중앙데일리

Words don’t halt won’s free fall

Kospi sheds 66.9 points, marking the largest drop since the 1990s crisis  PLAY AUDIO

Oct 09,2008
Foreign currency dealers react as they monitor a screen displaying exchange rates between the U.S. dollar and the Korean won at Korea Exchange Bank (KEB) in Seoul yesterday. [REUTERS]

The Korean government’s stated determination to contain the won’s decline against the greenback had little apparent effect on trading yesterday.

Even after President Lee Myung-bak warned against dollar hoarding yesterday, the won tumbled to a decade low and the benchmark Kospi plunged to 1,286.69, a level unseen in more than two years.

“People continue buying up dollars as dollars get scarcer,” said Lee. “There seem to be some companies and people who think that if they hold dollars then the dollar will strengthen and they’ll profit. But you’re not supposed to pursue personal greed when your country is having difficult times.

“Amid economic hardships, we expect to see profits in exports in October, November and December. There won’t be another foreign exchange crisis, and the people must trust the government and they should not be fearful,” the president said.

A day after the Finance Ministry announced it was mulling a variety of contingency plans to calm the nation’s foreign exchange market, the Financial Supervisory Service said it would investigate allegations that some currency dealers were violating trading rules.

The FSS said it will receive findings from local lenders until Friday and may conduct investigations on the spot, if necessary.

Finance Minister Kang Man-soo said during a National Assembly hearing on Tuesday “the government understands that there are quite a number of speculative forces or speculative factors in the recent foreign exchange market.” He specifically mentioned conglomerates, saying some of them were trying to profit by holding on to the foreign currency earned from exports.

Despite government efforts, media reports that North Korea is developing nuclear warheads for use on missiles further fanned market concerns yesterday, sending the Kospi down 79.41 points, or 5.8 percent, to 1,286.69.
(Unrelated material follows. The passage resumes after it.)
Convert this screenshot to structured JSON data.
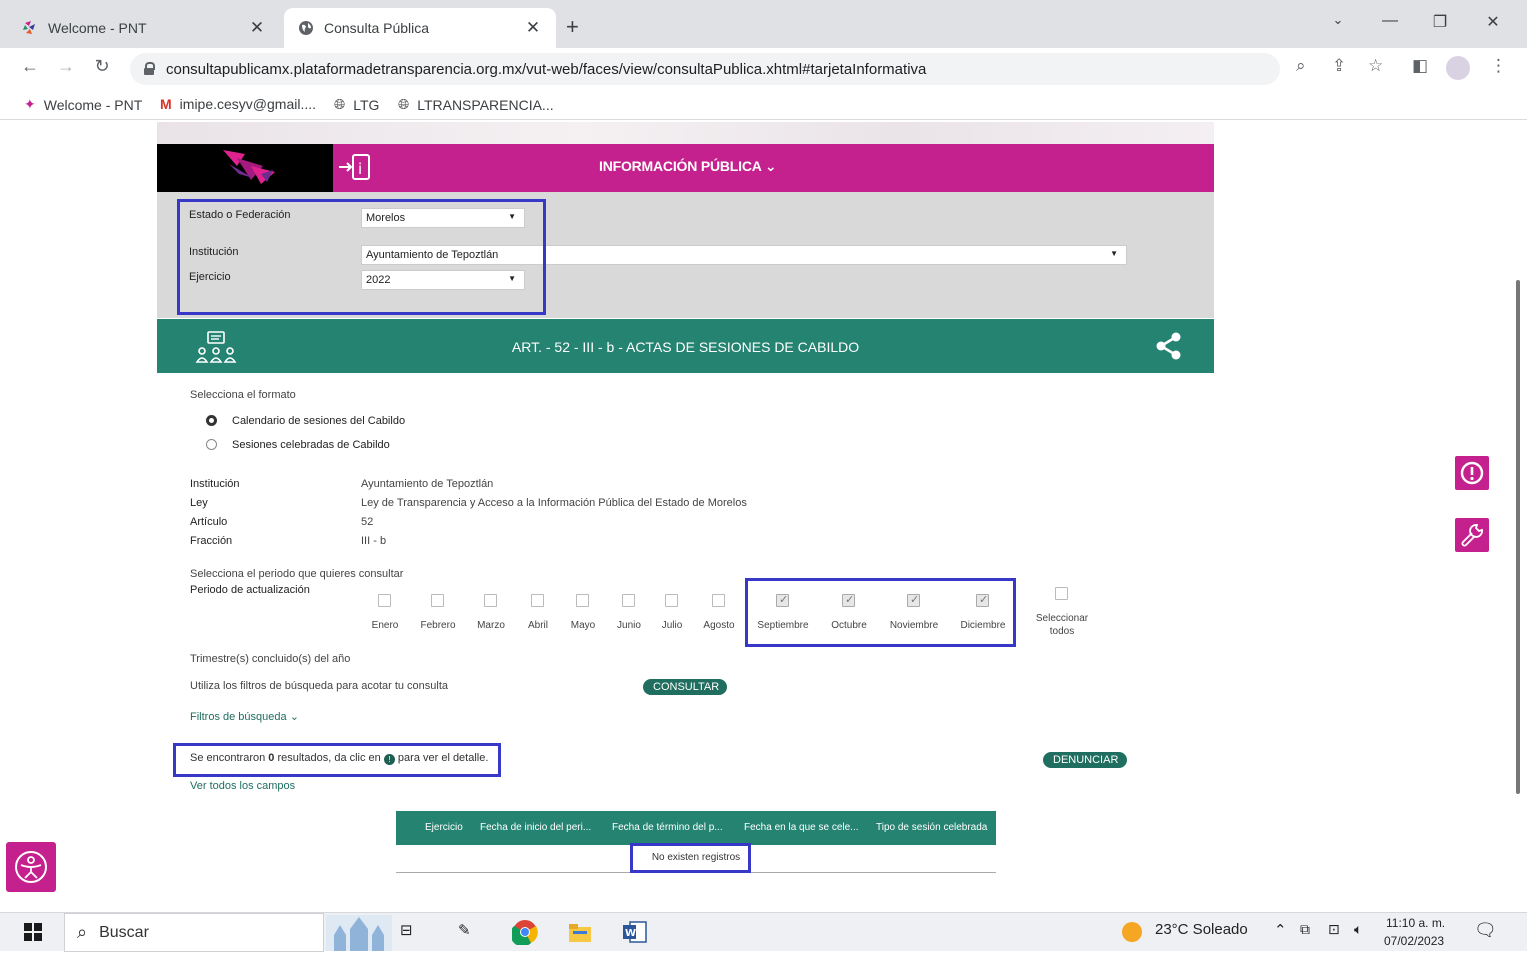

The daily change marked the largest fall since Aug. 6, 1998. Foreigners continued their net selling for six consecutive trading days, unloading 82.1 billion won ($58.9 million) worth of shares yesterday. In a single day, the combined market cap of 44.8 trillion won in both the Kospi and the secondary Kosdaq vanished.
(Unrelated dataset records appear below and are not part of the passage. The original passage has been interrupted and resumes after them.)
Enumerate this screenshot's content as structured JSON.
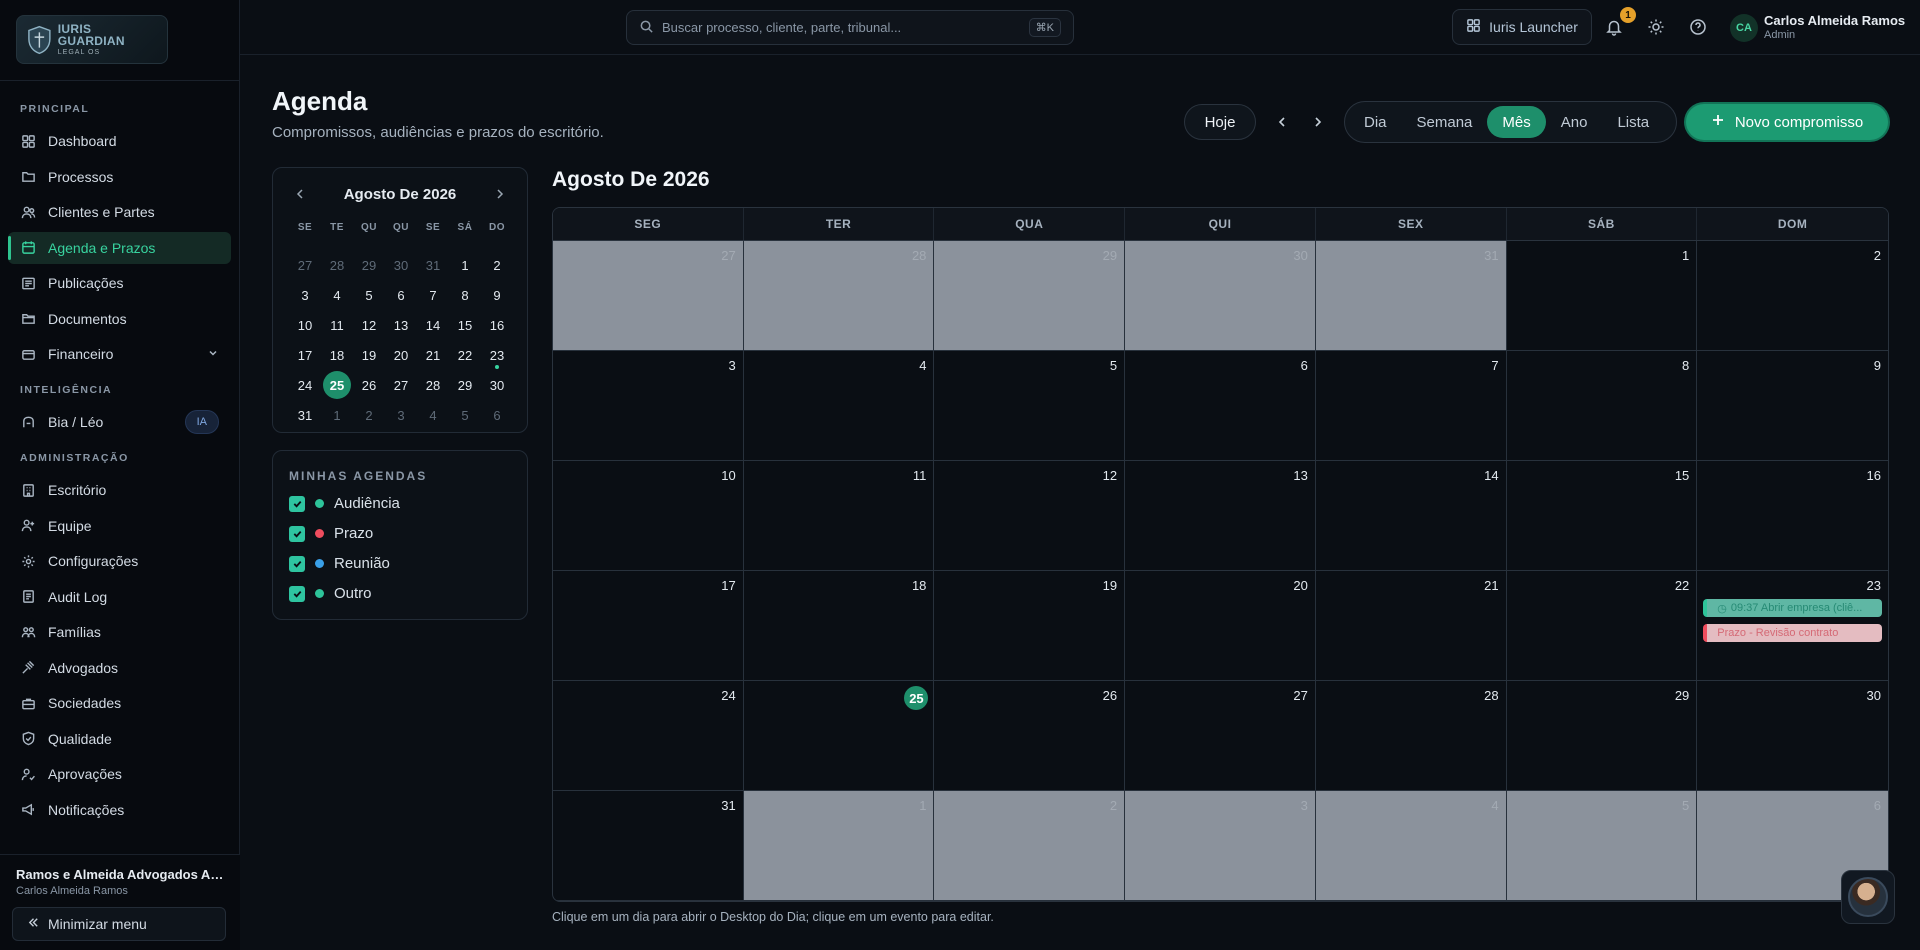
{
  "logo": {
    "line1": "IURIS GUARDIAN",
    "line2": "LEGAL OS"
  },
  "sidebar": {
    "section_principal": "PRINCIPAL",
    "section_ia": "INTELIGÊNCIA",
    "section_admin": "ADMINISTRAÇÃO",
    "principal": [
      {
        "label": "Dashboard",
        "icon": "grid-icon"
      },
      {
        "label": "Processos",
        "icon": "folder-icon"
      },
      {
        "label": "Clientes e Partes",
        "icon": "users-icon"
      },
      {
        "label": "Agenda e Prazos",
        "icon": "calendar-icon",
        "active": true
      },
      {
        "label": "Publicações",
        "icon": "newspaper-icon"
      },
      {
        "label": "Documentos",
        "icon": "folder-open-icon"
      },
      {
        "label": "Financeiro",
        "icon": "wallet-icon"
      }
    ],
    "ia": [
      {
        "label": "Bia / Léo",
        "icon": "sparkle-icon",
        "badge": "IA"
      }
    ],
    "admin": [
      {
        "label": "Escritório",
        "icon": "building-icon"
      },
      {
        "label": "Equipe",
        "icon": "team-icon"
      },
      {
        "label": "Configurações",
        "icon": "gear-icon"
      },
      {
        "label": "Audit Log",
        "icon": "log-icon"
      },
      {
        "label": "Famílias",
        "icon": "family-icon"
      },
      {
        "label": "Advogados",
        "icon": "gavel-icon"
      },
      {
        "label": "Sociedades",
        "icon": "briefcase-icon"
      },
      {
        "label": "Qualidade",
        "icon": "shield-icon"
      },
      {
        "label": "Aprovações",
        "icon": "check-users-icon"
      },
      {
        "label": "Notificações",
        "icon": "megaphone-icon"
      }
    ],
    "footer": {
      "firm": "Ramos e Almeida Advogados Associados",
      "user": "Carlos Almeida Ramos",
      "minimize": "Minimizar menu"
    }
  },
  "topbar": {
    "search_placeholder": "Buscar processo, cliente, parte, tribunal...",
    "shortcut": "⌘K",
    "launcher": "Iuris Launcher",
    "notification_count": "1",
    "avatar_initials": "CA",
    "user_name": "Carlos Almeida Ramos",
    "user_role": "Admin"
  },
  "page": {
    "title": "Agenda",
    "subtitle": "Compromissos, audiências e prazos do escritório.",
    "today": "Hoje",
    "views": [
      "Dia",
      "Semana",
      "Mês",
      "Ano",
      "Lista"
    ],
    "active_view": "Mês",
    "new_button": "Novo compromisso",
    "footnote": "Clique em um dia para abrir o Desktop do Dia; clique em um evento para editar."
  },
  "mini_calendar": {
    "month": "Agosto De 2026",
    "weekdays": [
      "SE",
      "TE",
      "QU",
      "QU",
      "SE",
      "SÁ",
      "DO"
    ],
    "days": [
      [
        "27",
        "28",
        "29",
        "30",
        "31",
        "1",
        "2"
      ],
      [
        "3",
        "4",
        "5",
        "6",
        "7",
        "8",
        "9"
      ],
      [
        "10",
        "11",
        "12",
        "13",
        "14",
        "15",
        "16"
      ],
      [
        "17",
        "18",
        "19",
        "20",
        "21",
        "22",
        "23"
      ],
      [
        "24",
        "25",
        "26",
        "27",
        "28",
        "29",
        "30"
      ],
      [
        "31",
        "1",
        "2",
        "3",
        "4",
        "5",
        "6"
      ]
    ]
  },
  "agendas": {
    "title": "MINHAS AGENDAS",
    "items": [
      {
        "label": "Audiência",
        "color": "#2ec49a"
      },
      {
        "label": "Prazo",
        "color": "#ef4d5e"
      },
      {
        "label": "Reunião",
        "color": "#3aa0e8"
      },
      {
        "label": "Outro",
        "color": "#2ec49a"
      }
    ]
  },
  "month_view": {
    "title": "Agosto De 2026",
    "weekdays": [
      "SEG",
      "TER",
      "QUA",
      "QUI",
      "SEX",
      "SÁB",
      "DOM"
    ],
    "weeks": [
      [
        "27",
        "28",
        "29",
        "30",
        "31",
        "1",
        "2"
      ],
      [
        "3",
        "4",
        "5",
        "6",
        "7",
        "8",
        "9"
      ],
      [
        "10",
        "11",
        "12",
        "13",
        "14",
        "15",
        "16"
      ],
      [
        "17",
        "18",
        "19",
        "20",
        "21",
        "22",
        "23"
      ],
      [
        "24",
        "25",
        "26",
        "27",
        "28",
        "29",
        "30"
      ],
      [
        "31",
        "1",
        "2",
        "3",
        "4",
        "5",
        "6"
      ]
    ],
    "events_day_23": [
      {
        "text": "09:37 Abrir empresa (cliê...",
        "type": "green"
      },
      {
        "text": "Prazo - Revisão contrato",
        "type": "red"
      }
    ]
  }
}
Hit hard by foreigners fleeing the country, coupled with the ongoing financial turmoil sweeping the globe, the Korean won has depreciated 32.9 percent against the dollar from the end of last year, making it the worst performer among major currencies.

“Now the currency market has reached a point where it is meaningless to predict how far down the won could go.

Parties putting dollars on sale have disappeared and only those that are willing to buy are around, which is quite abnormal,” said a market analyst.

In the local currency market, the daily trading volume of dollars averaged around $5.5 billion from Oct. 2 to 7, a period when the won showed an especially steep decline against the dollar. That amount is 30 percent smaller than the daily average trading size of $8 billion in September.

Uncertainties surrounding the Korean currency have spurred more people to send money abroad. According to industry sources yesterday, dollars sent overseas through Korea Exchange Bank stood at $32 million on Oct. 6 (Monday), more than double the amount in the previous trading day of Oct. 2 (last Thursday). Markets were closed last Friday. The amount of won converted into dollars at the KEB counters tallied $12 million on Oct. 1, followed by $17 million on Oct. 2. and $23 million on Oct. 6.

Bank official said customers had been delaying overseas remittances expecting that the won would rebound after the so-called September crisis rumors abated. But they rushed to send dollars as the won moved further downward, sinking 45.5 versus the dollar to 1,269 on Monday.


By Seo Ji-eun, Ser Myo-ja Staff Reporters [spring@joongang.co.kr]



dictionary dictionary | 프린트 메일로보내기 내블로그에 저장